__WHAT YOU NEED TO DO__.
Below are the entries; return every line among them that holds the word "Heated".

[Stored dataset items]

◆ ◆ ◆ ◆ ◆

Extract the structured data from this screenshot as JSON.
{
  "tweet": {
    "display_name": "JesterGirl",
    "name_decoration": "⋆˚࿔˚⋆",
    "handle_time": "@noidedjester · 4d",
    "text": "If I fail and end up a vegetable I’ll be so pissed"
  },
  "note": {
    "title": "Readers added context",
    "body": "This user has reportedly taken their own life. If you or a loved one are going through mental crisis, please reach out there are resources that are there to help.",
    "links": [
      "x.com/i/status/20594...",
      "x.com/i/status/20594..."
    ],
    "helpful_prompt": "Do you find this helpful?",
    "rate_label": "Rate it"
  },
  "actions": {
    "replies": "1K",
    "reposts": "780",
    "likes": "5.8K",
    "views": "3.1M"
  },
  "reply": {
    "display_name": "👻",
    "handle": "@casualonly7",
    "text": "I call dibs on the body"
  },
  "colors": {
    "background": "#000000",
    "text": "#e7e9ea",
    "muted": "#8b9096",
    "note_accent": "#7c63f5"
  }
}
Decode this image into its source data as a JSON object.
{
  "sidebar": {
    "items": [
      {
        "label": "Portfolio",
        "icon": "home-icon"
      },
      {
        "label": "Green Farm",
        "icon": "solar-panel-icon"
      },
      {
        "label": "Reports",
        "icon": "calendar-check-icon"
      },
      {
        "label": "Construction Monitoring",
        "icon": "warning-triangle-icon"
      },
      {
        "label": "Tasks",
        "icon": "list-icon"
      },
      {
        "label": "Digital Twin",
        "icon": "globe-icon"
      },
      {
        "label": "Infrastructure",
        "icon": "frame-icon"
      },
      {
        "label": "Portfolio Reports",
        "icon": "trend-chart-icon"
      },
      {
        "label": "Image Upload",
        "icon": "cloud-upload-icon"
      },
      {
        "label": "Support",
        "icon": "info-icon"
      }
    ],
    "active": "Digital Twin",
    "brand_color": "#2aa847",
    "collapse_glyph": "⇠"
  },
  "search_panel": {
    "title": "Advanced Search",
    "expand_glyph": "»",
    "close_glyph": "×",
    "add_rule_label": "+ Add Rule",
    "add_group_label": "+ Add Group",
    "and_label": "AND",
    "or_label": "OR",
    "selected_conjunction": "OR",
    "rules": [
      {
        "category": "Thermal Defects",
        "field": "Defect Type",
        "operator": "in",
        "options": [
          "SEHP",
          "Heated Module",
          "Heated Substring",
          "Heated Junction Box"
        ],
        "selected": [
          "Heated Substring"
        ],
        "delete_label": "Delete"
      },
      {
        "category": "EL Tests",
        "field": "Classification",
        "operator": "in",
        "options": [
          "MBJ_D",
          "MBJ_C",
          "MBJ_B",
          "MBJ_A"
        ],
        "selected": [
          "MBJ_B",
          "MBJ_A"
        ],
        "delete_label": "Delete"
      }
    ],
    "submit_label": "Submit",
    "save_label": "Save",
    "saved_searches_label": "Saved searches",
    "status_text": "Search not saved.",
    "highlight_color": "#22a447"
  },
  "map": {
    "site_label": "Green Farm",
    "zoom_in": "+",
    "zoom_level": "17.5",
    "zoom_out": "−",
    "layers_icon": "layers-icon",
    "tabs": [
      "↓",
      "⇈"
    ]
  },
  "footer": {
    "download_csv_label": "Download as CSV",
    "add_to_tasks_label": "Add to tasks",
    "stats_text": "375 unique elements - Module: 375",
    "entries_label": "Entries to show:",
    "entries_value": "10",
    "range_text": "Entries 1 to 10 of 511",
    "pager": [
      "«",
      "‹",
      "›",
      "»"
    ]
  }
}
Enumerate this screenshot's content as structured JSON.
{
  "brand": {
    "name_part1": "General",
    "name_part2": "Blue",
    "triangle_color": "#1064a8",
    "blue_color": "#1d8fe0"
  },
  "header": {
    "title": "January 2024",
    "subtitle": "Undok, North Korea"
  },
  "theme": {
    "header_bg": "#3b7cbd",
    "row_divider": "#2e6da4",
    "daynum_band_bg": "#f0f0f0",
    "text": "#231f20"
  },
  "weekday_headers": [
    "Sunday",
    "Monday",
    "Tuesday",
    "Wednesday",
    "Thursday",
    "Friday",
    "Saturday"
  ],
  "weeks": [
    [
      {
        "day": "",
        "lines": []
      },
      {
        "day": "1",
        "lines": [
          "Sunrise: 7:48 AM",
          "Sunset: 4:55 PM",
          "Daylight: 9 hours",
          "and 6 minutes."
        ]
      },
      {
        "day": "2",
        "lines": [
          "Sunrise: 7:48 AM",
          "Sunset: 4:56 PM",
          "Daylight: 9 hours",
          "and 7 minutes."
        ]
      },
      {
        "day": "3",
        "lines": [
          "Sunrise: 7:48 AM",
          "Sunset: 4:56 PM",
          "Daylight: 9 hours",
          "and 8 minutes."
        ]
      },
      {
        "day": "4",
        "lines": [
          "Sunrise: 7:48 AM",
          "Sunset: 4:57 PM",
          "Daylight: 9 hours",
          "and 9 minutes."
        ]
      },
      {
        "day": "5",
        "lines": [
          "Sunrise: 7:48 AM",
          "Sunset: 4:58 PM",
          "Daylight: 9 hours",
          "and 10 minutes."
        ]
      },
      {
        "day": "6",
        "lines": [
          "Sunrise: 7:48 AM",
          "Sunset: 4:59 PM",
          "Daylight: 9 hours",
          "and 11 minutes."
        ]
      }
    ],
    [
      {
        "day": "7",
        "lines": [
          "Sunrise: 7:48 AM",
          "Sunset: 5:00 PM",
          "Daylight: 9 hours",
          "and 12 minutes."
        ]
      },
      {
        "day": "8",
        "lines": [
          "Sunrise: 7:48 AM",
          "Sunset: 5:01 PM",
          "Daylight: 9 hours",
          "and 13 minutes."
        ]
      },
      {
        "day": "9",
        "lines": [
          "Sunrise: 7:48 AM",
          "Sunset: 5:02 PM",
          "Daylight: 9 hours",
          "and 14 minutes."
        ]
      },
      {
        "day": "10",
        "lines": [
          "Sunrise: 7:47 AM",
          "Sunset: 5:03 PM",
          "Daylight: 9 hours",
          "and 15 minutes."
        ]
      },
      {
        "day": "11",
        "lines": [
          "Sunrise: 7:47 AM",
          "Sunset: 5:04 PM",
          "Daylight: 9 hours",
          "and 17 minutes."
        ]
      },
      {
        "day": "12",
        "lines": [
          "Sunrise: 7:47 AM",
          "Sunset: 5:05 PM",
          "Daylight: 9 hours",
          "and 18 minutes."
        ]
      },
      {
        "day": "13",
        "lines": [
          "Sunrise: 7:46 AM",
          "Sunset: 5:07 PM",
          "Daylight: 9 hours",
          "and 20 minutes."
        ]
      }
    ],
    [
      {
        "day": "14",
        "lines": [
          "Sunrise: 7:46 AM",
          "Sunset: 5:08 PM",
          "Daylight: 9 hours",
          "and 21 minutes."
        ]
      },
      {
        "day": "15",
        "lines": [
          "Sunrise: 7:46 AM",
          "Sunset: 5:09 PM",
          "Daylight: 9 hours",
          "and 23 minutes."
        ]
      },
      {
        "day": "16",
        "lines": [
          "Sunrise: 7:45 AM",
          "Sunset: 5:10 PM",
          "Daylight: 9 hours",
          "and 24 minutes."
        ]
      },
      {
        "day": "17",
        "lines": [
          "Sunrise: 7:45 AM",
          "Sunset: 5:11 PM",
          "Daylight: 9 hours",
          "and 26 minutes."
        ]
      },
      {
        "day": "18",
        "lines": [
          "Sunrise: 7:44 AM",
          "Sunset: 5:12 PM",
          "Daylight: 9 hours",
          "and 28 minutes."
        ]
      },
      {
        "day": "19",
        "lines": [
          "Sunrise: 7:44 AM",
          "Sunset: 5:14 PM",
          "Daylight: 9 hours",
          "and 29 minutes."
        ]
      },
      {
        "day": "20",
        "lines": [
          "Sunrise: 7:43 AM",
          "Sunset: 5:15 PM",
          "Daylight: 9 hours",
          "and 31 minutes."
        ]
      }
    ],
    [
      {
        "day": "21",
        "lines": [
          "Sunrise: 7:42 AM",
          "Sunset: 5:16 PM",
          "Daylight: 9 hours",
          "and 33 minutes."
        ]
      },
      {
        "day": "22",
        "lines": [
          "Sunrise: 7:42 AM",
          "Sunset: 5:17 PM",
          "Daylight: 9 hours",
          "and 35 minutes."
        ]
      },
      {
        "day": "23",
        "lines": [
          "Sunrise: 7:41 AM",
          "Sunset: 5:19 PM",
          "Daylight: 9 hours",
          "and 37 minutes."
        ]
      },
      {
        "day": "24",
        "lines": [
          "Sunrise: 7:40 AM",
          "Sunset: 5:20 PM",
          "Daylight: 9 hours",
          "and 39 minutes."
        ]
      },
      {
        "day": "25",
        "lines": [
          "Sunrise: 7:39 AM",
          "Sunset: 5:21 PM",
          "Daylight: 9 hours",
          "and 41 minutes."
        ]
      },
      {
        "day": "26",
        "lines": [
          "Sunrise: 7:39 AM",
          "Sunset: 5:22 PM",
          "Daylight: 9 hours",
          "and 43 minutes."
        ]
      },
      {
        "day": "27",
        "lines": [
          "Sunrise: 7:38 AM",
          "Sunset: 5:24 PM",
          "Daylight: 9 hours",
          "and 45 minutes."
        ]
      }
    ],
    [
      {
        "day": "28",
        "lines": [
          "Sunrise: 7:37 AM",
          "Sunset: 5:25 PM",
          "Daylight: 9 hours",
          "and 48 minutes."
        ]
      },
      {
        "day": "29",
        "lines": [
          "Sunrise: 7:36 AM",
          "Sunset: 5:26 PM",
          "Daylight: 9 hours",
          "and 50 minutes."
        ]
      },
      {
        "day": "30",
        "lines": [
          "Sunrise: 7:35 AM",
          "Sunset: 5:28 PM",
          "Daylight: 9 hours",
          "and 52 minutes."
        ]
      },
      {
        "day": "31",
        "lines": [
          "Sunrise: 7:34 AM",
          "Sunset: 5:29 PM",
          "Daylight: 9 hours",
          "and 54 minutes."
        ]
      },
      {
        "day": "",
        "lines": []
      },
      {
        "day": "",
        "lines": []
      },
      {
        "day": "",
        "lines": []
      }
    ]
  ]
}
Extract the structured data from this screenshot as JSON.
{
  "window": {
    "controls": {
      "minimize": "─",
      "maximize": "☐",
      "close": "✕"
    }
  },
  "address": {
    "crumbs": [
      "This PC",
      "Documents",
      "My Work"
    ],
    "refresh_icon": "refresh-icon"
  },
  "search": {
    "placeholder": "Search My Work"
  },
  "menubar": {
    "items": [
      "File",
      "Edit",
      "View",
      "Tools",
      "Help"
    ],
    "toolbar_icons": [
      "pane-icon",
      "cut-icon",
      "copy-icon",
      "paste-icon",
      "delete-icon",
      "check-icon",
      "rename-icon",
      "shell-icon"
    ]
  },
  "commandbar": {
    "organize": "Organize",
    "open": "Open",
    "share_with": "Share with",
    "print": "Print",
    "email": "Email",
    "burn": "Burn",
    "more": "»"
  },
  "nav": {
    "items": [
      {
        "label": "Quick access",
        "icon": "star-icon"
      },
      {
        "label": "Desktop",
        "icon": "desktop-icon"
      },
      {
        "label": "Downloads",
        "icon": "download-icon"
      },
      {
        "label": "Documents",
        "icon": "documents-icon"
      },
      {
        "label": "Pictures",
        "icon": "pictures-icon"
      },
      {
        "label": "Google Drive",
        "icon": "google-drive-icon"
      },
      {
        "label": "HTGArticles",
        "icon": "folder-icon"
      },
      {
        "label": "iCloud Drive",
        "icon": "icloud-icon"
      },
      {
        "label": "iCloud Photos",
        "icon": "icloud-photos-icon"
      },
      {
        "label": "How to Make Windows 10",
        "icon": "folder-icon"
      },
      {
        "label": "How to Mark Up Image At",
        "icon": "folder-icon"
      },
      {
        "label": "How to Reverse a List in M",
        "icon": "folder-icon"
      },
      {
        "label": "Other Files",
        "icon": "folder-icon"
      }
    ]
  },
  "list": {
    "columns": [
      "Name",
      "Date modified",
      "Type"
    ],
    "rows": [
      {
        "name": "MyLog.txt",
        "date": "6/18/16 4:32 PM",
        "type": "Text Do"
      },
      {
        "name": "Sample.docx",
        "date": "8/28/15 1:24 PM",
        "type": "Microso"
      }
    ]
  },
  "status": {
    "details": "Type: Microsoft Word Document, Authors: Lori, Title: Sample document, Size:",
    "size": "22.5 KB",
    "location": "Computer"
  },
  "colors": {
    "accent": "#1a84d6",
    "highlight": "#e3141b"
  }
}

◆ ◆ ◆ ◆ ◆

__YOUR RESPONSE__.
          "Heated Module",
          "Heated Substring",
          "Heated Junction Box"
          "Heated Substring"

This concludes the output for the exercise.